The Coordinated Entry system is still not up and running for everyone, but HSD and All Home hope to have it in place by mid-February so all providers can be using it.
On “Good Governance and Performance Outcomes,” HSD said that they have come to agreement with King County and All Home on common system wide performance standards, which are integrated into all new contracts in 2017 for measurement and monitoring. HSD is also developing a “performance dashboard” in partnership with the City Budget Office’s performance management team.
To sum up: there has been a lot of talking across organizations, and a few important issues have been sorted out. But to date, what’s happening on the street is still what was happening on the street back in September. Coordinated Entry still isn’t in place, outreach is still inconsistent, many providers aren’t collecting and sharing data, the Navigation Center is a month past its scheduled open date with no new target date and no site, the by-name lists don’t exist, the Housing Resource Center is no closer to opening, and HSD still can’t publish meaningful performance metrics on what’s happening today. HSD and All Home are optimistic that the situation will change in the next few months, but they are still scrambling to put many of the supporting pieces in place first, and they are far away from being able to accurately measure what’s happening — and not happening.

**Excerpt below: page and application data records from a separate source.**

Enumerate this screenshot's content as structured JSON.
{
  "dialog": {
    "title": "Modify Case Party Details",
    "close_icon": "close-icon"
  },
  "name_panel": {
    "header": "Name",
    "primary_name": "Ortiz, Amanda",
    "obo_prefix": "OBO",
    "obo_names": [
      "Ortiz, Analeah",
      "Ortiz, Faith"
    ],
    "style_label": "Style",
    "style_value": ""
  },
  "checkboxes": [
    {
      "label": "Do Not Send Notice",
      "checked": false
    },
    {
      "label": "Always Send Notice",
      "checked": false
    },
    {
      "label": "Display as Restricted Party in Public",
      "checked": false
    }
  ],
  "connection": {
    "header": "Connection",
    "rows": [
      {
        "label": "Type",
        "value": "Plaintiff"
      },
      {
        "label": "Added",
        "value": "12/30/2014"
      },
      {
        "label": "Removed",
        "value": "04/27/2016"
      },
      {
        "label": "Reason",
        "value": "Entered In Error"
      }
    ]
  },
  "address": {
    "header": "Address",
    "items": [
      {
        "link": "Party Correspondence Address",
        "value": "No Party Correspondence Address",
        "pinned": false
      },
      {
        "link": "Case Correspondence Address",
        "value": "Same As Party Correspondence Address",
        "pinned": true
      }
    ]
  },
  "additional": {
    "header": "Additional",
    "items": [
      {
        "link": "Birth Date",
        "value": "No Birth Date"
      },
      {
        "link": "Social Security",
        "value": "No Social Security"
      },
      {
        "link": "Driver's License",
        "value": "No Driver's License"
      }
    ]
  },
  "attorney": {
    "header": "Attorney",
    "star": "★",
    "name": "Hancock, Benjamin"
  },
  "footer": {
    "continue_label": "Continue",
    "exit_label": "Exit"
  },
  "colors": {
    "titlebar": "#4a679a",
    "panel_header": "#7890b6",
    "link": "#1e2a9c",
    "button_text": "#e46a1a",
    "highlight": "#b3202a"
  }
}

And, of course, no one is being held accountable for the fact that this is going so poorly. HSD Director Catherine Lester continues to show up to City Council meetings and give nearly content-free reports, and Baghsaw and her colleagues on the Council let her get away with it again and again. With so many “strategic advisors” on her staff, you’d think one of them would be telling her to start showing some results for the homeless people in our city.